There's a reason that the original Alien stuck around as long as it did: it's easy to build, durable, easy to maintain, and flies amazing. With the Reverb, ImpulseRC has brought the Alien's success into the modern era.
In terms of popularity and innovation, the Chameleon may be the only legitimate contender to the Alien's throne. It has an innovative aluminum front end that protects the FPV camera and provides a mount for the HD camera with integrated uptilt adjustment. No need for a 3D-printed GoPro mount on this frame! The Chameleon has a low-deck design that centralizes weight, making the quad more nimble. The low deck makes it more of an intermediate build, since there is less room to fit all the equipment in the frame.
If you're at all interested in the Chameleon, you must watch this video review, by Soma, the developer of the Alien. This may be the best frame review I've ever seen.
The goal of a racer is to go fast and finish first. Racing frames are built as light and aerodynamic (thin) as possible. They're also more compact and difficult to build.
Durability is a challenge for racing frames. If the racer crashes out, he's not going to win the race. But additional strength usually equates to additional weight. The best racing frames strike a fine balance between these considerations.
One defining characteristic of today's racing frames is the Stretched-X motor layout. These frames have the motors farther apart front-to-back than side-to-side. It's hard to tell whether this offers any legitimate benefit, or whether it's just another fashion trend. Enough top racers are flying Stretched-X that maybe there's something to it.
Racing frames are more likely to use an under-slung battery. They can usually carry a GoPro if need be, but may be designed with the GoPro as an afterthought, rather than a necessity.
All of the "racing" frames on this page are intermediate to advanced builds. If you're a beginner, you should buy one of the "freestyle" frames above and enjoy racing it. You won't be as competitive as someone with a purpose-built racer, but you'll still have a great time.
CHEAPEST WORTH HAVING
OWLRC DRAGON DSX-5
The OwlRC Dragon was brought to me by its designer, Grisha Lutsenko, for help in bringing it to market. Something about it really struck my fancy. The four arms come together to form a solid plate, so you get many of the best characteristics of a single-piece bottom plate, while still being able to change an arm if you break one. But you probably won't break one! The quality of the carbon used on this frame is top-notch. It's one of the stiffest frames I've ever seen, too. The main body is compact enough that the quad handles great, but roomy enough that you won't struggle to fit everything into it. To be honest, I'm not even sure how it's possible to sell it for the low price they do, but I'm not complaining!
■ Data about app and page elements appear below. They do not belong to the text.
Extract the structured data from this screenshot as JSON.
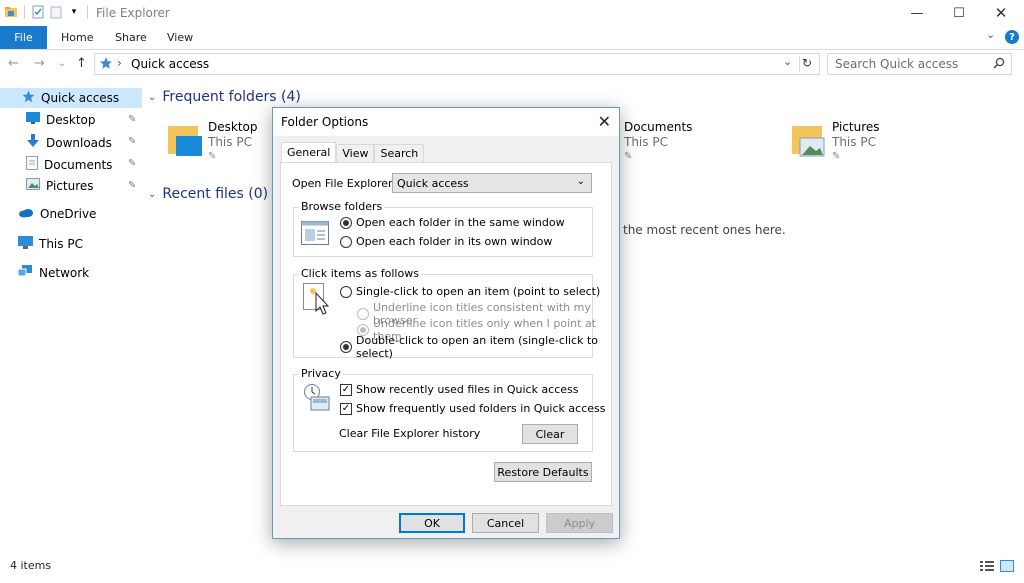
{
  "window": {
    "title": "File Explorer",
    "controls": {
      "minimize": "—",
      "maximize": "☐",
      "close": "✕"
    }
  },
  "ribbon": {
    "tabs": [
      {
        "label": "File"
      },
      {
        "label": "Home"
      },
      {
        "label": "Share"
      },
      {
        "label": "View"
      }
    ],
    "help": "?",
    "chevron": "⌄"
  },
  "address_bar": {
    "back": "←",
    "forward": "→",
    "recent": "⌄",
    "up": "↑",
    "location": "Quick access",
    "separator": "›",
    "refresh": "↻",
    "search_placeholder": "Search Quick access"
  },
  "nav_pane": {
    "items": [
      {
        "label": "Quick access",
        "icon": "star-icon",
        "selected": true
      },
      {
        "label": "Desktop",
        "icon": "desktop-icon",
        "pinned": true
      },
      {
        "label": "Downloads",
        "icon": "download-icon",
        "pinned": true
      },
      {
        "label": "Documents",
        "icon": "documents-icon",
        "pinned": true
      },
      {
        "label": "Pictures",
        "icon": "pictures-icon",
        "pinned": true
      },
      {
        "label": "OneDrive",
        "icon": "cloud-icon"
      },
      {
        "label": "This PC",
        "icon": "computer-icon"
      },
      {
        "label": "Network",
        "icon": "network-icon"
      }
    ],
    "pin_glyph": "📌"
  },
  "content": {
    "frequent_folders_heading": "Frequent folders (4)",
    "recent_files_heading": "Recent files (0)",
    "recent_files_hint": "the most recent ones here.",
    "folders": [
      {
        "name": "Desktop",
        "location": "This PC"
      },
      {
        "name": "Documents",
        "location": "This PC"
      },
      {
        "name": "Pictures",
        "location": "This PC"
      }
    ]
  },
  "status_bar": {
    "item_count": "4 items"
  },
  "dialog": {
    "title": "Folder Options",
    "close": "✕",
    "tabs": [
      {
        "label": "General",
        "active": true
      },
      {
        "label": "View"
      },
      {
        "label": "Search"
      }
    ],
    "open_explorer_label": "Open File Explorer to:",
    "open_explorer_value": "Quick access",
    "browse_folders": {
      "label": "Browse folders",
      "options": [
        {
          "label": "Open each folder in the same window",
          "selected": true
        },
        {
          "label": "Open each folder in its own window",
          "selected": false
        }
      ]
    },
    "click_items": {
      "label": "Click items as follows",
      "single_click": "Single-click to open an item (point to select)",
      "underline_browser": "Underline icon titles consistent with my browser",
      "underline_point": "Underline icon titles only when I point at them",
      "double_click": "Double-click to open an item (single-click to select)"
    },
    "privacy": {
      "label": "Privacy",
      "show_recent_files": "Show recently used files in Quick access",
      "show_frequent_folders": "Show frequently used folders in Quick access",
      "clear_history_label": "Clear File Explorer history",
      "clear_button": "Clear"
    },
    "restore_defaults": "Restore Defaults",
    "ok": "OK",
    "cancel": "Cancel",
    "apply": "Apply",
    "check_glyph": "✓"
  },
  "colors": {
    "accent": "#1979ca",
    "selection": "#cce8ff",
    "heading": "#1e3287",
    "folder": "#f3c55a"
  }
}
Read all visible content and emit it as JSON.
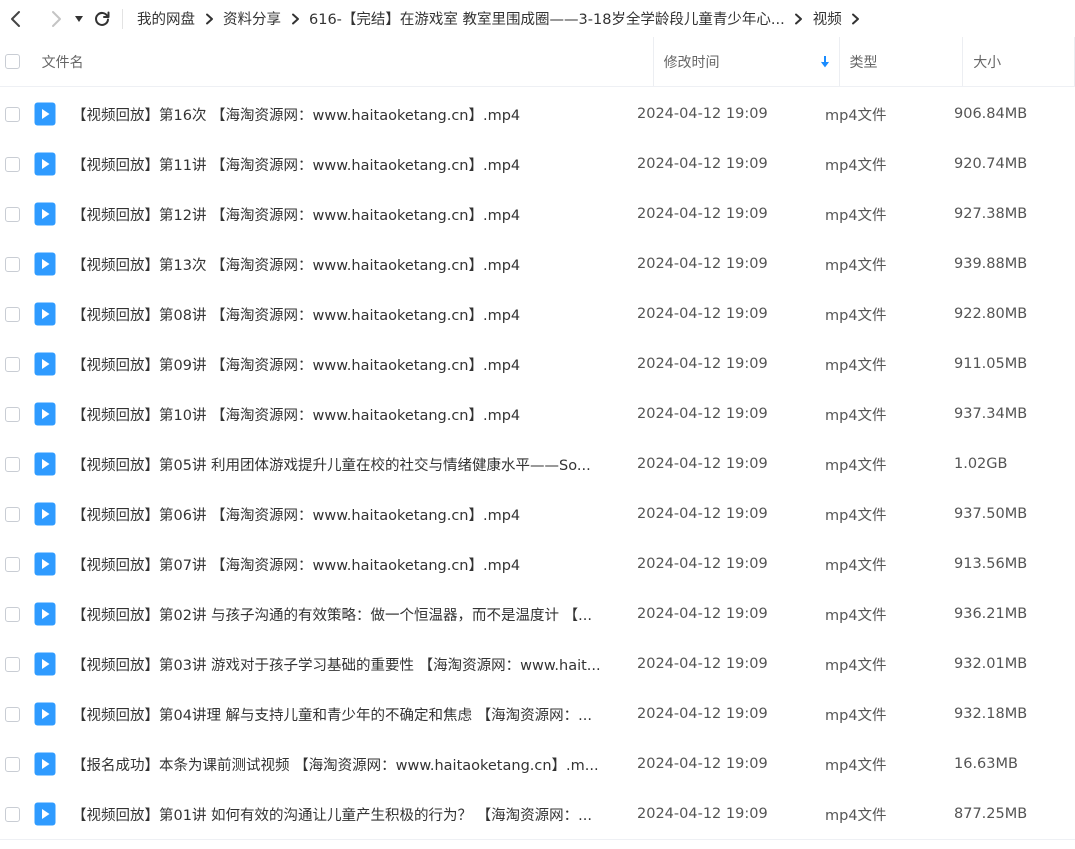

Light. Fast. Simple.
RDQ Mach 1 Stretch X
The Mach 1 is one of five frames selected for MultiGP's prestigious Spec-Class racing league. Frames like the Mach 1 reduce weight by minimizing the amount of carbon in the frame. The "frame" consists of little more than a base-plate and a top plate. Fitting all of your electronics in this frame will require a lot of thinking ahead. Some components simply won't fit, so you might want to look up somebody else's parts list before proceeding. But you'll be rewarded with an incredibly nimble and fast quad. The centralized weight will make it turn on a dime, and the small surface area minimizes drag.
Purebred Racing Machine
Superlight 5" Norris
Catalyst Machineworks pioneered this style of frame, with full-sized arms but a smaller chassis. This keeps weight centralized for nimble handling, while giving just a little bit more breathing room for build and maintenance compared to ultra-compact frames like the Reaper.
With the right components, this entire quadcopter can come in under 200 grams. It's ridiculously strong, light, and fast. But you have to be careful in your parts selection. If you build this frame too heavy, it won't be durable at all. Check out Catalyst Machineworks product page for a list of suggested parts.